“A successful implementation of the Act can only be brought about if all the authorities carry on these functions competently. Once protection officers and counsellors are appointed and medical facilities and centre homes are approved it is necessary to train all these functionaries not only about their duties regarding this Act but also about the human rights jurisdiction underlying the Act.”

  • Sexual harassment:

Senior Advocate, Nirmala Sawant Prabhavalkar, made people aware that sexual harassment at workplace didn’t just refer to the harassment that took place within office. Indeed 97% of the workplace is unorganized in India with work being carried on in a non-office set up.

Even women in rural areas in fields had the right to register sexual harassment cases. The Supreme Court has set guidelines to sexual harassment committees to facilitate women to register complaints by insisting for witness protection and that during the investigations the woman shouldn’t be asked obscene questions or victimised.

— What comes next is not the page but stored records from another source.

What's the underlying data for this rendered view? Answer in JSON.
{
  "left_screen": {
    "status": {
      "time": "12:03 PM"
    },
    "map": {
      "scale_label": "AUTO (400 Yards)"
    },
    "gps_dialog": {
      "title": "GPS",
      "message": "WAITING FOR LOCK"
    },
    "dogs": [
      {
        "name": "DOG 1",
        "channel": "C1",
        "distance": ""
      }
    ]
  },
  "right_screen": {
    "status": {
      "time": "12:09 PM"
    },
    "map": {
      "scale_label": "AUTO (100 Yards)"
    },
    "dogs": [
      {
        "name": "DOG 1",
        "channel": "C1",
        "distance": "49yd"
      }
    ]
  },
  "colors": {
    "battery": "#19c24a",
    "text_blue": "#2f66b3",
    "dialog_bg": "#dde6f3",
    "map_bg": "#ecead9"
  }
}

  • Moot court:

A special feature of this seminar was a moot court of divorce law by the Government Law College Moot Court Association. The fictitious case was that the husband Pranav and wife Archana were living in different cities for 25 years as their workplaces were located in Delhi and Chandigarh respectively.

The husband however did meet his wife at Chandigarh during vacations and the couple had a five year old daughter who lived with the mother. Ever since the birth of the daughter, the husband had been pressurizing the wife to leave her job as a lecturer in Chandigarh and stay with him in Delhi to be able to bear him a male child.

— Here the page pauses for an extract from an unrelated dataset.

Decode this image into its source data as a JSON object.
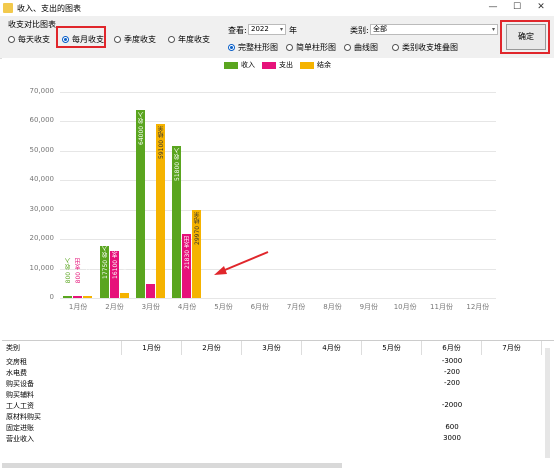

His wife didn’t want to leave her job and lose her financial independence especially when she was due for promotion, felt that a one-child family should be the norm in a highly populated country like India and it was very regressive and amounted to mental cruelty by her husband to insist for a male child.

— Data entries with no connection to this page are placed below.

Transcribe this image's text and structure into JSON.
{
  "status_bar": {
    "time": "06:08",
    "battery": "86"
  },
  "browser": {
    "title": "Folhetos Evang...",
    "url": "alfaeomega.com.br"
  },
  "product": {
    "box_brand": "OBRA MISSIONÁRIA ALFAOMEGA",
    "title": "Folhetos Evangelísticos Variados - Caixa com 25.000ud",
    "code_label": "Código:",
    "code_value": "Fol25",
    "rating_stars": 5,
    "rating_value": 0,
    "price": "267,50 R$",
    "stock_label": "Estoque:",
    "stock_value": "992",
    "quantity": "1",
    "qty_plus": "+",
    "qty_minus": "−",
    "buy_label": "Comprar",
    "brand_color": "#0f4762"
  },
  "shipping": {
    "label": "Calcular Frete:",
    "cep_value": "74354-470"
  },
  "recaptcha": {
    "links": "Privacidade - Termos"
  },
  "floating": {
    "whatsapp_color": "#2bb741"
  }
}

A relevant point highlighted in this case was that despite women being highly qualified it was still expected that the wife should leave her job and relocate to be with her husband, but the husband wasn’t expected by society to do the same for his wife.

  • The final ‘verdict’- Equality and Empowerment:

The ‘verdict’ of this seminar was that equality and empowerment was the solution to gender based problems women faced. Justice Ruma Pal pointed out the disturbing fact that according to a UNICEF report the system of elimination of the girl child pre and post birth had lead to the phenomenon known as the ‘missing millions of women and girls’ with 60 million fewer women in the world than there should be under the general demographic trends.

Ashutosh Kumbhakoni, Associate Advocate General of Maharashtra said, “Despite laws women still just earn 1/10 of the world’s income and own less than 1% of the world’s property”. He went on to point out prevailing gender equalities under the Hindu Succession Act which deemed the son’s son’s son or son’s son’s daughter as A1 heirs but didn’t allow inheritance rights to daughter’s daughter’s son or daughter’s daughter’s daughter. Also widows of the deceased son and grandson were A1 heirs but the husband of a deceased daughter or a grand daughter weren’t legal heirs.

A.N.Roy, Commissioner of Police of Mumbai said, “Women need political and economic empowerment. They must be in the decision making situation. We have slum police panchayats. Among 10 slum representatives for the police, seven are women. As women are generally at the receiving end of all kinds of violence I feel that women are better naturally endowed to resolve issues. The women status has improved in those areas as the same women who were abused are now meting justice to the abusers.”

Justice B.N.Srikrishna, retired judge of the Supreme Court, while giving his vote of thanks said, “Lack of awareness and education prevents people from exercising their rights. So spread the knowledge you have acquired in this seminar to downtrodden women.”


Photo source ophelia